After some consideration, I realized I was doing the editing thing. A lot. And I know why: it’s because I jumped right into this project after completing extensive, months-long edits on another book. That one I wrote with little sense of what was good and what was bad, and just put one word down after another. Then I went back and made it better. And better. And… you get the idea. And that book is something I’m quite pleased with. So now, after so much time polishing text instead of writing, when working on the new manuscript my brain doesn’t want to leave an unpolished sentence on the page.

Oh, brain, you wonderful devil!

Since recognizing what I was doing, my productivity is way up (eight-thousand words this week, and it’s only Thursday!), and the extra editing is way down.

What a wonderful thing creativity is. And self-examination, too.

So, to sum up: Finishing your first draft should be you’re number one goal, but that won’t necessarily get easier over time. Awareness of bad habits can help keep you on track, though. (And no, I'm not claiming I'm breaking new ground, here. Just relaying personal experience.)

tl;dnr version: Stop editing and finish that first draft :)

Thanks for reading,


Real Writing Is Revising - Randy Ribay

I met Randy at a Writer's Conference last year (these events are terrific for networking!), and I've been following his journey as a writer ever since. His perspective on the revision process is spot on. As I tackle yet another round of edits, I've learned that most of the work in writing happens after the first draft is complete. And you know what? That's okay! The end result is a much, much better story. So thank you, Randy, for sharing your words of wisdom.
Follow Randy on twitter @randyribay, and check out his website: He is thoughtful, funny, and super talented. His young adult novel, An Infinite Number of Parallel Universes, will be on shelves this October and I can't wait to read it!

I spoke to a writers’ group the other day, and the most interesting question I received was about how my style/approach to writing has changed since going through the publication process with my first novel. Without hesitation, I answered that it was coming to understand that most of writing is revising. I told them that if I quantified all the hours I spent working on that book, less than a tenth would come from writing the first draft.

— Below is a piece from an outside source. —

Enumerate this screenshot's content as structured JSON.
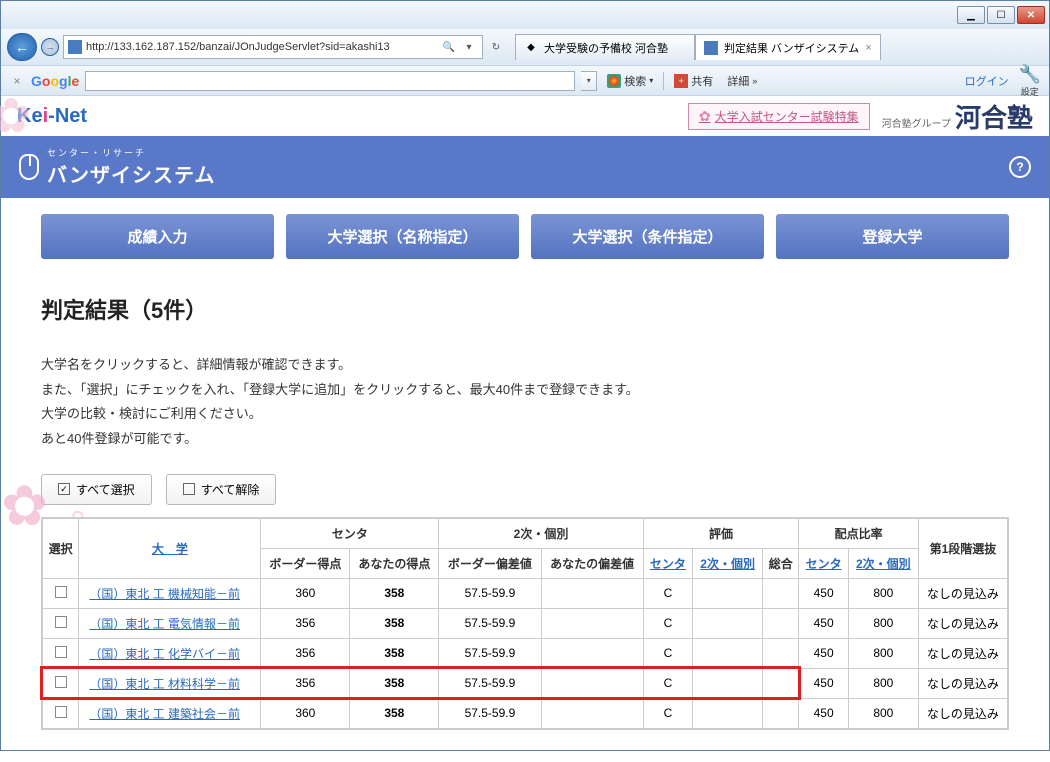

I used to equate “writing” with “composing a first draft.” Revising and editing were necessary evils that would be tacked onto the end of that process. But, to me, the meat of the process was just getting that story down. If I could put down a good enough story, then I could be a “writer.”

However, I now understand that that’s just the beginning. The meat of the process is revision. And I no longer view it as requisite tweaking, but rather as the actual place where I take something vaguely shaped like a story and shape it into an actual story. If you were to compare it to baking, writing the first draft is not the baking. It’s not even the mixing. Writing the first draft is like gathering the ingredients in front of you.

“That’s kind of discouraging,” one of the members of the group said. “Thinking of all that work you put into the first draft.”

But I told her that it was actually freeing. Understanding that the first draft doesn’t need to be good (or even kind of remotely good) allows me to write more and more quickly. I no longer stop and torture myself searching for the perfect line of dialogue or clever twist or inspiring description. I just write, and I tell myself, “Yeah, it’s crap, but whatever. I’ll fix it later.”

If you read a lot of writing advice, this probably isn’t new to you. But I didn’t learn this by reading a quote about it on Twitter. I learned it by doing it, by revising the hell out of a story until I sold it. So if you find yourself stuck with a manuscript nobody will buy, maybe you need to write another one. Or maybe you need to actually write that story.